In behavioral finance, herding is all about chasing trends. Following the crowd can result in buying high because everyone else is buying the same thing, and selling low because everyone else is selling the same thing. For advisors, helping clients break out of the herd mentality is as simple as following the fundamental steps of financial planning. First, help clients understand their objectives and risk tolerance. Next, establish an asset allocation strategy that is designed to help reduce the impact of market and economic volatility. Finally, develop a comprehensive financial plan that includes carefully-defined long-term goals, and review the plan with clients periodically as their financial situation changes over time.
7. House Money Effect
Clients tend to be more careless with money that was earned by something other than the sweat of their brow, such as windfalls or inheritances. One consequence is depending on home appreciation and home equity to fund retirement. During the housing boom, countless homeowners fell victim to the wealth effect. As the value of their homes skyrocketed, they believed they were wealthier than they actually were and felt empowered to spend accordingly. To address this behavior, advisors need to help their clients break out of the mindset that a house is an investment. When they start viewing their home as a shelter and not a nest egg, clients will be more open to considering other options, such as renting in retirement.
8. Attachment Bias

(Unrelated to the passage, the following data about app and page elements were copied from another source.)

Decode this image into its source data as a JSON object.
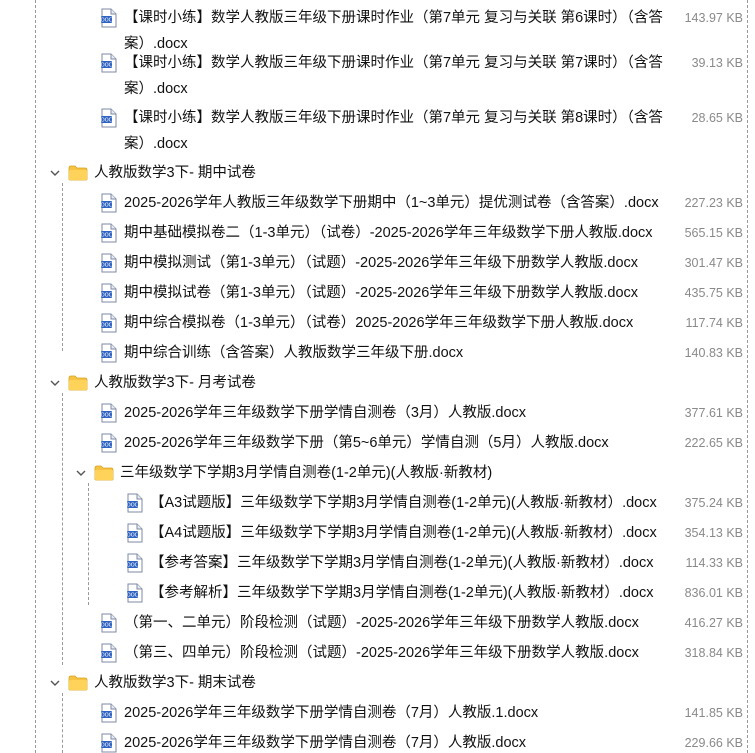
{
  "items": [
    {
      "kind": "file",
      "name": "【课时小练】数学人教版三年级下册课时作业（第7单元 复习与关联 第6课时）（含答案）.docx",
      "size": "143.97 KB"
    },
    {
      "kind": "file",
      "name": "【课时小练】数学人教版三年级下册课时作业（第7单元 复习与关联 第7课时）（含答案）.docx",
      "size": "39.13 KB"
    },
    {
      "kind": "file",
      "name": "【课时小练】数学人教版三年级下册课时作业（第7单元 复习与关联 第8课时）（含答案）.docx",
      "size": "28.65 KB"
    },
    {
      "kind": "folder",
      "name": "人教版数学3下- 期中试卷"
    },
    {
      "kind": "file",
      "name": "2025-2026学年人教版三年级数学下册期中（1~3单元）提优测试卷（含答案）.docx",
      "size": "227.23 KB"
    },
    {
      "kind": "file",
      "name": "期中基础模拟卷二（1-3单元）（试卷）-2025-2026学年三年级数学下册人教版.docx",
      "size": "565.15 KB"
    },
    {
      "kind": "file",
      "name": "期中模拟测试（第1-3单元）（试题）-2025-2026学年三年级下册数学人教版.docx",
      "size": "301.47 KB"
    },
    {
      "kind": "file",
      "name": "期中模拟试卷（第1-3单元）（试题）-2025-2026学年三年级下册数学人教版.docx",
      "size": "435.75 KB"
    },
    {
      "kind": "file",
      "name": "期中综合模拟卷（1-3单元）（试卷）2025-2026学年三年级数学下册人教版.docx",
      "size": "117.74 KB"
    },
    {
      "kind": "file",
      "name": "期中综合训练（含答案）人教版数学三年级下册.docx",
      "size": "140.83 KB"
    },
    {
      "kind": "folder",
      "name": "人教版数学3下- 月考试卷"
    },
    {
      "kind": "file",
      "name": "2025-2026学年三年级数学下册学情自测卷（3月）人教版.docx",
      "size": "377.61 KB"
    },
    {
      "kind": "file",
      "name": "2025-2026学年三年级数学下册（第5~6单元）学情自测（5月）人教版.docx",
      "size": "222.65 KB"
    },
    {
      "kind": "folder",
      "name": "三年级数学下学期3月学情自测卷(1-2单元)(人教版·新教材)"
    },
    {
      "kind": "file",
      "name": "【A3试题版】三年级数学下学期3月学情自测卷(1-2单元)(人教版·新教材）.docx",
      "size": "375.24 KB"
    },
    {
      "kind": "file",
      "name": "【A4试题版】三年级数学下学期3月学情自测卷(1-2单元)(人教版·新教材）.docx",
      "size": "354.13 KB"
    },
    {
      "kind": "file",
      "name": "【参考答案】三年级数学下学期3月学情自测卷(1-2单元)(人教版·新教材）.docx",
      "size": "114.33 KB"
    },
    {
      "kind": "file",
      "name": "【参考解析】三年级数学下学期3月学情自测卷(1-2单元)(人教版·新教材）.docx",
      "size": "836.01 KB"
    },
    {
      "kind": "file",
      "name": "（第一、二单元）阶段检测（试题）-2025-2026学年三年级下册数学人教版.docx",
      "size": "416.27 KB"
    },
    {
      "kind": "file",
      "name": "（第三、四单元）阶段检测（试题）-2025-2026学年三年级下册数学人教版.docx",
      "size": "318.84 KB"
    },
    {
      "kind": "folder",
      "name": "人教版数学3下- 期末试卷"
    },
    {
      "kind": "file",
      "name": "2025-2026学年三年级数学下册学情自测卷（7月）人教版.1.docx",
      "size": "141.85 KB"
    },
    {
      "kind": "file",
      "name": "2025-2026学年三年级数学下册学情自测卷（7月）人教版.docx",
      "size": "229.66 KB"
    }
  ]
}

Clients may refuse to let go of an underperforming security because they inherited it from a family member and it holds sentimental value. This attachment bias can cause investors to be hyper-risk adverse and limit the growth potential of their assets. For subsequent generations inheriting family money, the attachment bias constricts the fluid movement of capital toward more constructive and appropriate investment portfolios. For example, a client may insist on keeping an inheritance in a savings account that does not match her overall investment strategy because she is sentimentally attached to the money and wants to keep it safe. Advisors can help clients break these potentially damaging attachments by encouraging them to allocate their inherited funds to portfolios or vehicles that have the potential for a higher rate of return. Moving the money gradually, in small increments, may make it easier for clients to manage their emotions.
9. Number Numbness
Being overwhelmed by numbers that are so large they are nearly incomprehensible. Number numbness can lead to a state of paralysis that makes the prospect of planning for retirement too complex to face. Advisors can ease their clients’ anxiety by helping them develop an income strategy. The process puts the seemingly unattainable retirement nest egg sum in perspective by breaking it down into categories clients can relate to. It’s also important to remind clients that every large amount starts as a small amount – the key to making money grow is time and discipline. It may seem overly simplistic, but for clients who are intimidated by the numbers involved in accumulating enough money for retirement, it can be a comforting concept.